> [TASK STATEMENT]: The records that follow are to be reproduced verbatim.

> [MATERIAL TO PROCESS]:
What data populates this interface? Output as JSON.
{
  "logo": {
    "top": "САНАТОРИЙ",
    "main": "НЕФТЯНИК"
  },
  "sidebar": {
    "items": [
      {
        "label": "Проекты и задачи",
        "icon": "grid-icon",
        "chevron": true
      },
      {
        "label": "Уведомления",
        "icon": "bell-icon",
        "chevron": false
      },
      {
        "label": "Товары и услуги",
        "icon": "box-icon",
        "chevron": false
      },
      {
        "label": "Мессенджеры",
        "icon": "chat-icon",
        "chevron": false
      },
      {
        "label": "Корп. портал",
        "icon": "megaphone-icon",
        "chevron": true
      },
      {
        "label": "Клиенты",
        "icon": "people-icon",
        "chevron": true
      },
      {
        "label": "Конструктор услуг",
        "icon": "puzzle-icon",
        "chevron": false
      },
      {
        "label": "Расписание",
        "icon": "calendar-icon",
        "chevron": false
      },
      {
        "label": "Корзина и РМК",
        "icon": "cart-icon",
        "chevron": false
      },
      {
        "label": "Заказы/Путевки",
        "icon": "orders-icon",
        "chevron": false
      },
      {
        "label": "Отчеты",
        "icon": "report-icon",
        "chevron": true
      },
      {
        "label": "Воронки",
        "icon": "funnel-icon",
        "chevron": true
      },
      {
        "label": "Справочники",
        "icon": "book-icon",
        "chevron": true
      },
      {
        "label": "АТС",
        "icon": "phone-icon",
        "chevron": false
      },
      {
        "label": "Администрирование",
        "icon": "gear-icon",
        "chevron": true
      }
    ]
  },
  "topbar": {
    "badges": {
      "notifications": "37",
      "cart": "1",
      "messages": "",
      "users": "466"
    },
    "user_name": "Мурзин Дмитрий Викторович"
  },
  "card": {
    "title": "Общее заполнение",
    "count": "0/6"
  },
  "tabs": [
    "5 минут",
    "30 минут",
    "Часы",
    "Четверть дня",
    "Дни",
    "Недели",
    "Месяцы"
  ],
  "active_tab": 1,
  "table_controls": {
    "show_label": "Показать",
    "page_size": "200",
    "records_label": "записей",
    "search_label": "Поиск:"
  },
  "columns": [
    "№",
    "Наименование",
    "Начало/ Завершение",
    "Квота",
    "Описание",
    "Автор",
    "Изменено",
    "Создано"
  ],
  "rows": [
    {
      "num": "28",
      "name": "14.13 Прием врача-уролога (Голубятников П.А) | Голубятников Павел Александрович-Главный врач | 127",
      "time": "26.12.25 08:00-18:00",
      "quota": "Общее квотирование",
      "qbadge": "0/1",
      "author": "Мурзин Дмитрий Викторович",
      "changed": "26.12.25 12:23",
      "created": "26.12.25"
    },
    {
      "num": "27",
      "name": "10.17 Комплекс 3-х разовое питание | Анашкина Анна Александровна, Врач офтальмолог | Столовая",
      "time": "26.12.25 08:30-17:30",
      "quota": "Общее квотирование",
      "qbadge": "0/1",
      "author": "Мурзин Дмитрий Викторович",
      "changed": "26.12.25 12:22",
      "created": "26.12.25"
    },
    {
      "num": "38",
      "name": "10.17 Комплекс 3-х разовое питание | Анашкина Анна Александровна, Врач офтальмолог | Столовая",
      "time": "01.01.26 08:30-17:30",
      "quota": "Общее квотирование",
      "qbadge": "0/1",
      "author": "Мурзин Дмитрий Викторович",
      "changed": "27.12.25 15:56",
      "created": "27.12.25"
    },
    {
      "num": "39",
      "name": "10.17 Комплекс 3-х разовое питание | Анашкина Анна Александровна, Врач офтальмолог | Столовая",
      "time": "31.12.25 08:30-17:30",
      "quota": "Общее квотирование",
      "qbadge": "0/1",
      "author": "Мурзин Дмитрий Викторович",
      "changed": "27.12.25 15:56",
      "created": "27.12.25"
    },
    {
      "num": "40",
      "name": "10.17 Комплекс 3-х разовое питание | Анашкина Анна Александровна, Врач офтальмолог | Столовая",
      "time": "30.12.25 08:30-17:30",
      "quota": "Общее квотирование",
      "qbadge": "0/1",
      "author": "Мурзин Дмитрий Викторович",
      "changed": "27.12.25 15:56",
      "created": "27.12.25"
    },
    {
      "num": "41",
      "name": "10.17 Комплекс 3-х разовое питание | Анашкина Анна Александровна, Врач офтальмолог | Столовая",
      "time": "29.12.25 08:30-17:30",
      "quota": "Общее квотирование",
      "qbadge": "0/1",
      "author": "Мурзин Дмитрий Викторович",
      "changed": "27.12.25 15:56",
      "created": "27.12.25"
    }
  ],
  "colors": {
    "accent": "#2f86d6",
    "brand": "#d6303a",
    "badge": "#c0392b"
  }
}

> [COMPLETED EXERCISE]:
What data populates this interface? Output as JSON.
{
  "logo": {
    "top": "САНАТОРИЙ",
    "main": "НЕФТЯНИК"
  },
  "sidebar": {
    "items": [
      {
        "label": "Проекты и задачи",
        "icon": "grid-icon",
        "chevron": true
      },
      {
        "label": "Уведомления",
        "icon": "bell-icon",
        "chevron": false
      },
      {
        "label": "Товары и услуги",
        "icon": "box-icon",
        "chevron": false
      },
      {
        "label": "Мессенджеры",
        "icon": "chat-icon",
        "chevron": false
      },
      {
        "label": "Корп. портал",
        "icon": "megaphone-icon",
        "chevron": true
      },
      {
        "label": "Клиенты",
        "icon": "people-icon",
        "chevron": true
      },
      {
        "label": "Конструктор услуг",
        "icon": "puzzle-icon",
        "chevron": false
      },
      {
        "label": "Расписание",
        "icon": "calendar-icon",
        "chevron": false
      },
      {
        "label": "Корзина и РМК",
        "icon": "cart-icon",
        "chevron": false
      },
      {
        "label": "Заказы/Путевки",
        "icon": "orders-icon",
        "chevron": false
      },
      {
        "label": "Отчеты",
        "icon": "report-icon",
        "chevron": true
      },
      {
        "label": "Воронки",
        "icon": "funnel-icon",
        "chevron": true
      },
      {
        "label": "Справочники",
        "icon": "book-icon",
        "chevron": true
      },
      {
        "label": "АТС",
        "icon": "phone-icon",
        "chevron": false
      },
      {
        "label": "Администрирование",
        "icon": "gear-icon",
        "chevron": true
      }
    ]
  },
  "topbar": {
    "badges": {
      "notifications": "37",
      "cart": "1",
      "messages": "",
      "users": "466"
    },
    "user_name": "Мурзин Дмитрий Викторович"
  },
  "card": {
    "title": "Общее заполнение",
    "count": "0/6"
  },
  "tabs": [
    "5 минут",
    "30 минут",
    "Часы",
    "Четверть дня",
    "Дни",
    "Недели",
    "Месяцы"
  ],
  "active_tab": 1,
  "table_controls": {
    "show_label": "Показать",
    "page_size": "200",
    "records_label": "записей",
    "search_label": "Поиск:"
  },
  "columns": [
    "№",
    "Наименование",
    "Начало/ Завершение",
    "Квота",
    "Описание",
    "Автор",
    "Изменено",
    "Создано"
  ],
  "rows": [
    {
      "num": "28",
      "name": "14.13 Прием врача-уролога (Голубятников П.А) | Голубятников Павел Александрович-Главный врач | 127",
      "time": "26.12.25 08:00-18:00",
      "quota": "Общее квотирование",
      "qbadge": "0/1",
      "author": "Мурзин Дмитрий Викторович",
      "changed": "26.12.25 12:23",
      "created": "26.12.25"
    },
    {
      "num": "27",
      "name": "10.17 Комплекс 3-х разовое питание | Анашкина Анна Александровна, Врач офтальмолог | Столовая",
      "time": "26.12.25 08:30-17:30",
      "quota": "Общее квотирование",
      "qbadge": "0/1",
      "author": "Мурзин Дмитрий Викторович",
      "changed": "26.12.25 12:22",
      "created": "26.12.25"
    },
    {
      "num": "38",
      "name": "10.17 Комплекс 3-х разовое питание | Анашкина Анна Александровна, Врач офтальмолог | Столовая",
      "time": "01.01.26 08:30-17:30",
      "quota": "Общее квотирование",
      "qbadge": "0/1",
      "author": "Мурзин Дмитрий Викторович",
      "changed": "27.12.25 15:56",
      "created": "27.12.25"
    },
    {
      "num": "39",
      "name": "10.17 Комплекс 3-х разовое питание | Анашкина Анна Александровна, Врач офтальмолог | Столовая",
      "time": "31.12.25 08:30-17:30",
      "quota": "Общее квотирование",
      "qbadge": "0/1",
      "author": "Мурзин Дмитрий Викторович",
      "changed": "27.12.25 15:56",
      "created": "27.12.25"
    },
    {
      "num": "40",
      "name": "10.17 Комплекс 3-х разовое питание | Анашкина Анна Александровна, Врач офтальмолог | Столовая",
      "time": "30.12.25 08:30-17:30",
      "quota": "Общее квотирование",
      "qbadge": "0/1",
      "author": "Мурзин Дмитрий Викторович",
      "changed": "27.12.25 15:56",
      "created": "27.12.25"
    },
    {
      "num": "41",
      "name": "10.17 Комплекс 3-х разовое питание | Анашкина Анна Александровна, Врач офтальмолог | Столовая",
      "time": "29.12.25 08:30-17:30",
      "quota": "Общее квотирование",
      "qbadge": "0/1",
      "author": "Мурзин Дмитрий Викторович",
      "changed": "27.12.25 15:56",
      "created": "27.12.25"
    }
  ],
  "colors": {
    "accent": "#2f86d6",
    "brand": "#d6303a",
    "badge": "#c0392b"
  }
}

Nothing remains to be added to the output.